**DATA SUPPLIED:**
|---|
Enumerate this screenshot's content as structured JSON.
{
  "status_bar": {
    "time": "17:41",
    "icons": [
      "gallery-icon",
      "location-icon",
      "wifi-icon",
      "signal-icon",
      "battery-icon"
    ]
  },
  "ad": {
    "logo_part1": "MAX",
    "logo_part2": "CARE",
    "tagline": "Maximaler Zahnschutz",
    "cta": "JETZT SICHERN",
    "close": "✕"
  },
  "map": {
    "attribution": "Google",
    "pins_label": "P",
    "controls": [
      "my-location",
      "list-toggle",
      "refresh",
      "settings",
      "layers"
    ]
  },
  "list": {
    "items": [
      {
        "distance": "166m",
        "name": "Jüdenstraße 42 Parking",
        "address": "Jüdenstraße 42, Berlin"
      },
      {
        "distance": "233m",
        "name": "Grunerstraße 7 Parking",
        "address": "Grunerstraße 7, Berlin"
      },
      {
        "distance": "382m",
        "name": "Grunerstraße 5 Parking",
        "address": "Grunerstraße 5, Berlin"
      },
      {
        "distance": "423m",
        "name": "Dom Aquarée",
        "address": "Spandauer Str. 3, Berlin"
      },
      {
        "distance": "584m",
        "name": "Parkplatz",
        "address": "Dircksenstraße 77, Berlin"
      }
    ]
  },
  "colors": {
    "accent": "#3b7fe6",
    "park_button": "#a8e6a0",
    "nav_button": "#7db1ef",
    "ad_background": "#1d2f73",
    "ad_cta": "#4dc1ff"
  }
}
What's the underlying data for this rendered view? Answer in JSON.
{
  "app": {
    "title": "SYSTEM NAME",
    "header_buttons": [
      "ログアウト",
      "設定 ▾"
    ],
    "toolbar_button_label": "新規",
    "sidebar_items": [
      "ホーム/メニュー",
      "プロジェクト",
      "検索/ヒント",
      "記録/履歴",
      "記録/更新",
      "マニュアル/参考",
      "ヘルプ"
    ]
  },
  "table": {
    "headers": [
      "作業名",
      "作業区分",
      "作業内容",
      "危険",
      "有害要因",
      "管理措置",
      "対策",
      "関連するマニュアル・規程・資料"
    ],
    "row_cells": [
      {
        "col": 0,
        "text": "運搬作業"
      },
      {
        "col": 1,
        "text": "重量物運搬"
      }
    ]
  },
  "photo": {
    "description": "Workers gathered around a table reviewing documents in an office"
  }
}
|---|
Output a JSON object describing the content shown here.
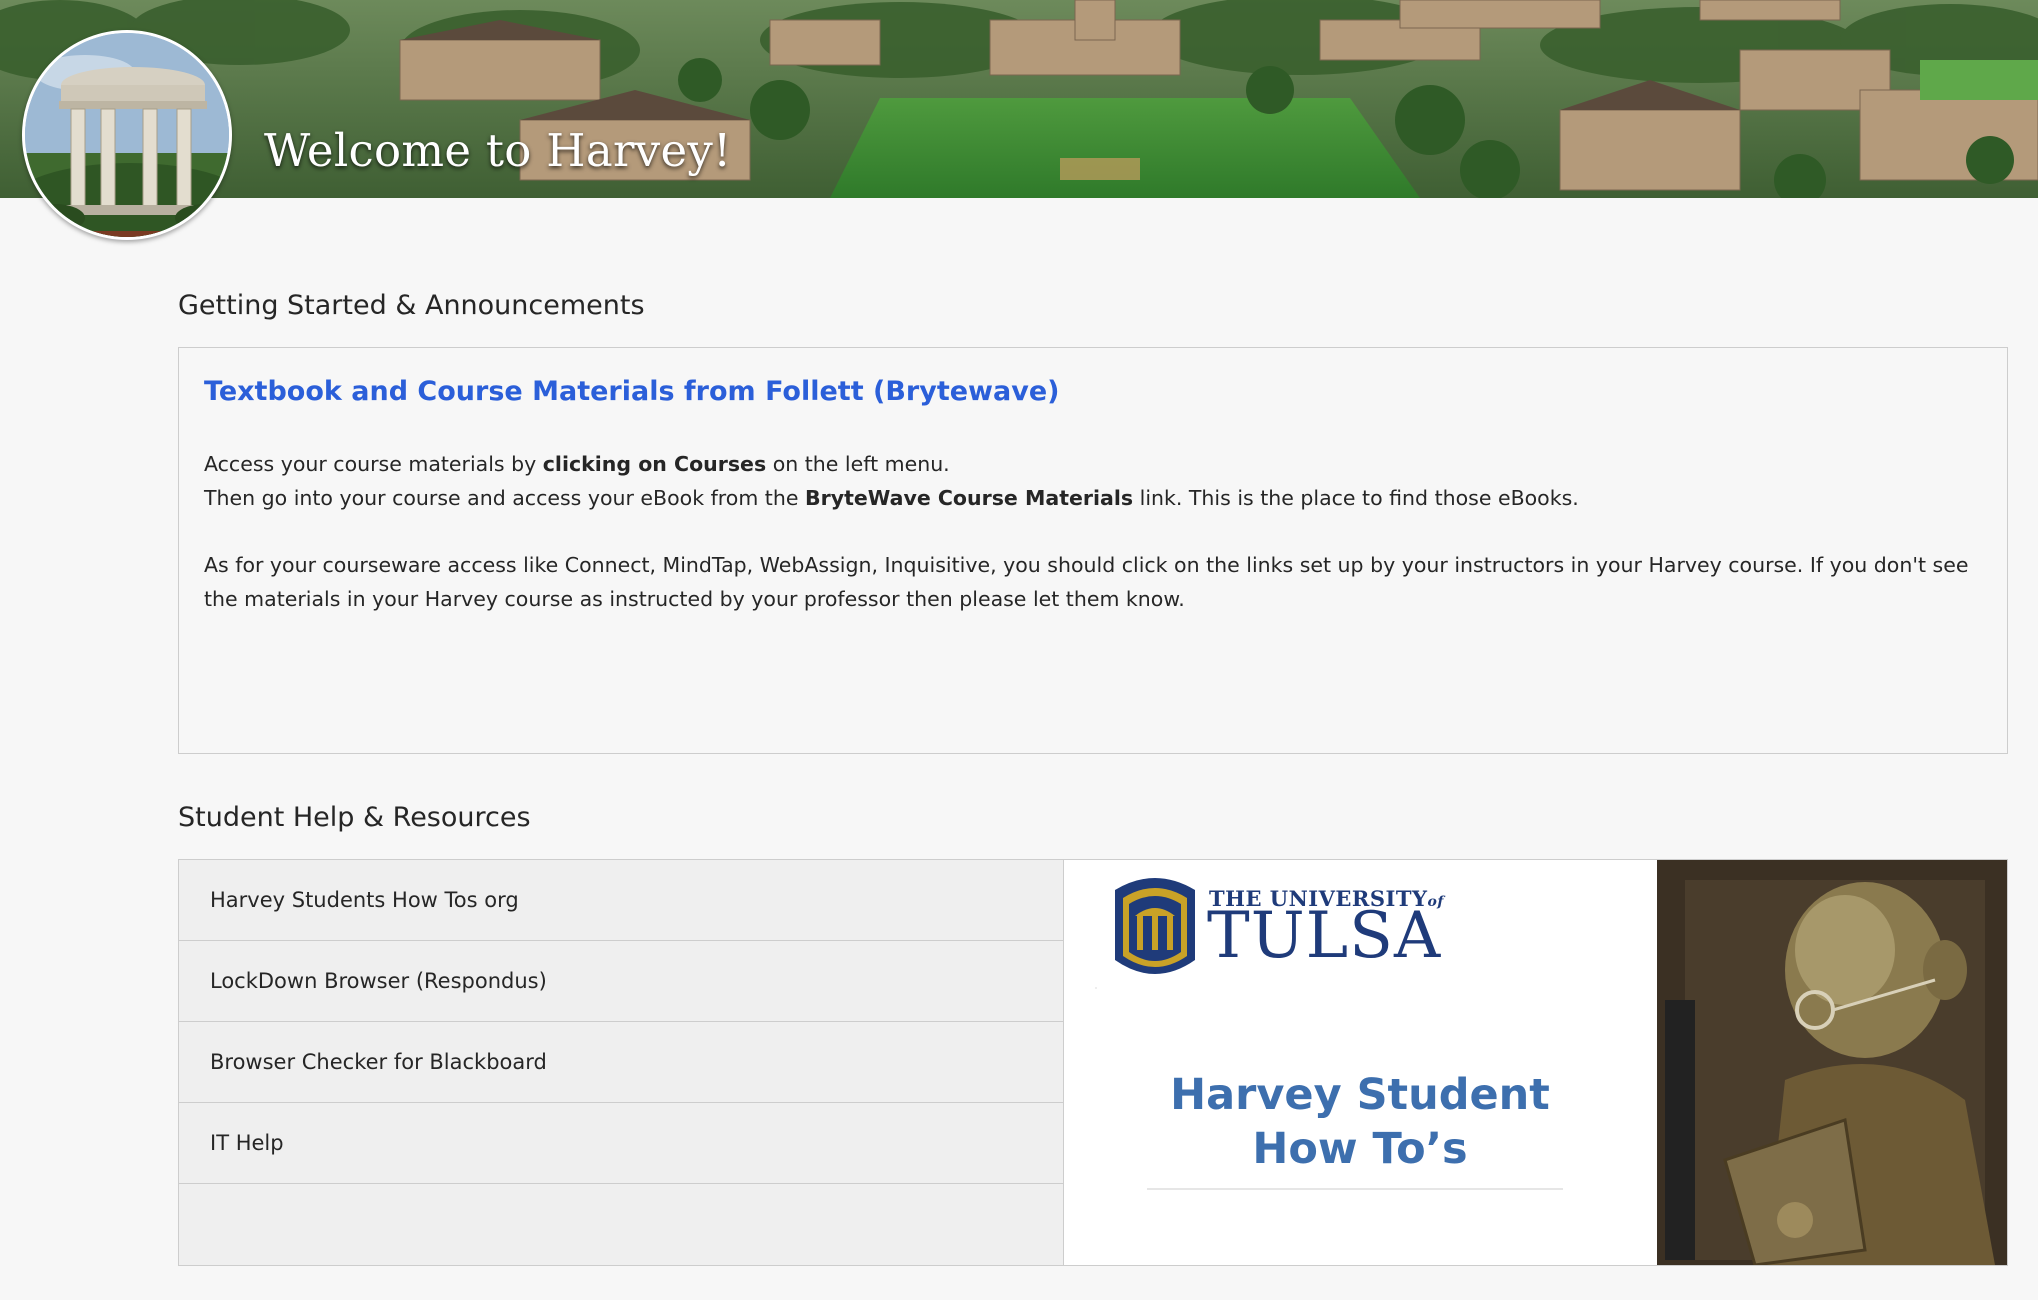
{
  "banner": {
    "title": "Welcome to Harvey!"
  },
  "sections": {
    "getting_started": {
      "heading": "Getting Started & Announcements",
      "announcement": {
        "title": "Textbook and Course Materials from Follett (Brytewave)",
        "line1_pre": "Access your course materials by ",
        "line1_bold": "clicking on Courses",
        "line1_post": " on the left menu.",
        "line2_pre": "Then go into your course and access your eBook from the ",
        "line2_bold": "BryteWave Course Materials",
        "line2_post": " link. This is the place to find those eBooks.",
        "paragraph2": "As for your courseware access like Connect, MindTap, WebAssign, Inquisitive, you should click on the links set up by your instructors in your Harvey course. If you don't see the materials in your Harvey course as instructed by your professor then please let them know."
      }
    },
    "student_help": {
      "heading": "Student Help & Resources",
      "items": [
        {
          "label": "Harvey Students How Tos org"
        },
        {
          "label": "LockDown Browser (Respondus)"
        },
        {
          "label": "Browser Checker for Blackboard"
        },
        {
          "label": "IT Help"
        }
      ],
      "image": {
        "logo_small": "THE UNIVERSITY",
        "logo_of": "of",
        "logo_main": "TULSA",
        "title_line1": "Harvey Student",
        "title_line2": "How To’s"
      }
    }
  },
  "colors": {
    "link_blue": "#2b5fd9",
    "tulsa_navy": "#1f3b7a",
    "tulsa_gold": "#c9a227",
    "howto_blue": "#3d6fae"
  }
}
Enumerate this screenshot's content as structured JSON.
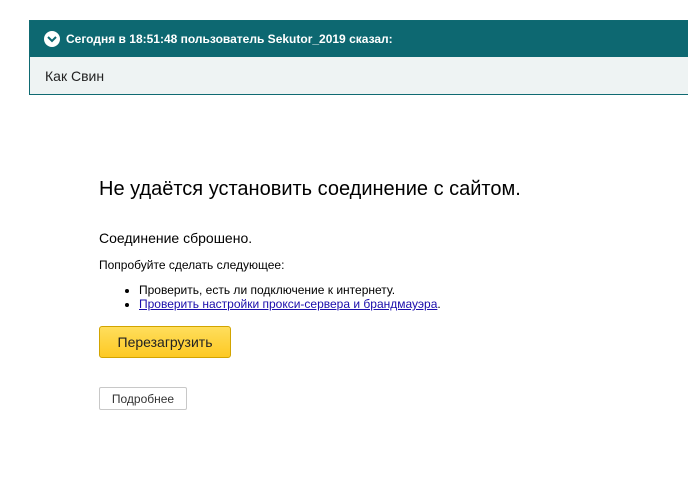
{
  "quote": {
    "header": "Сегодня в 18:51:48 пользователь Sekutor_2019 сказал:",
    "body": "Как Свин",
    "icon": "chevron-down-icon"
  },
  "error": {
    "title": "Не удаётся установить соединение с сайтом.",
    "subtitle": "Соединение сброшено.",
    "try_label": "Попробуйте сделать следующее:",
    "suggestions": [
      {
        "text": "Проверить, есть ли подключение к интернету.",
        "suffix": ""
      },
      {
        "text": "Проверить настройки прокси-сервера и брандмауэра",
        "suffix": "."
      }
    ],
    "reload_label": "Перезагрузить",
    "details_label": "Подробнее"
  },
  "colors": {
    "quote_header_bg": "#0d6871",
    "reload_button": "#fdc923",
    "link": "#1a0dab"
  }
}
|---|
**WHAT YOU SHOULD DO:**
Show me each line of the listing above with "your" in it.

**RESPONSE BOX:**
        "line1_pre": "Access your course materials by ",
        "line2_pre": "Then go into your course and access your eBook from the ",
        "paragraph2": "As for your courseware access like Connect, MindTap, WebAssign, Inquisitive, you should click on the links set up by your instructors in your Harvey course. If you don't see the materials in your Harvey course as instructed by your professor then please let them know."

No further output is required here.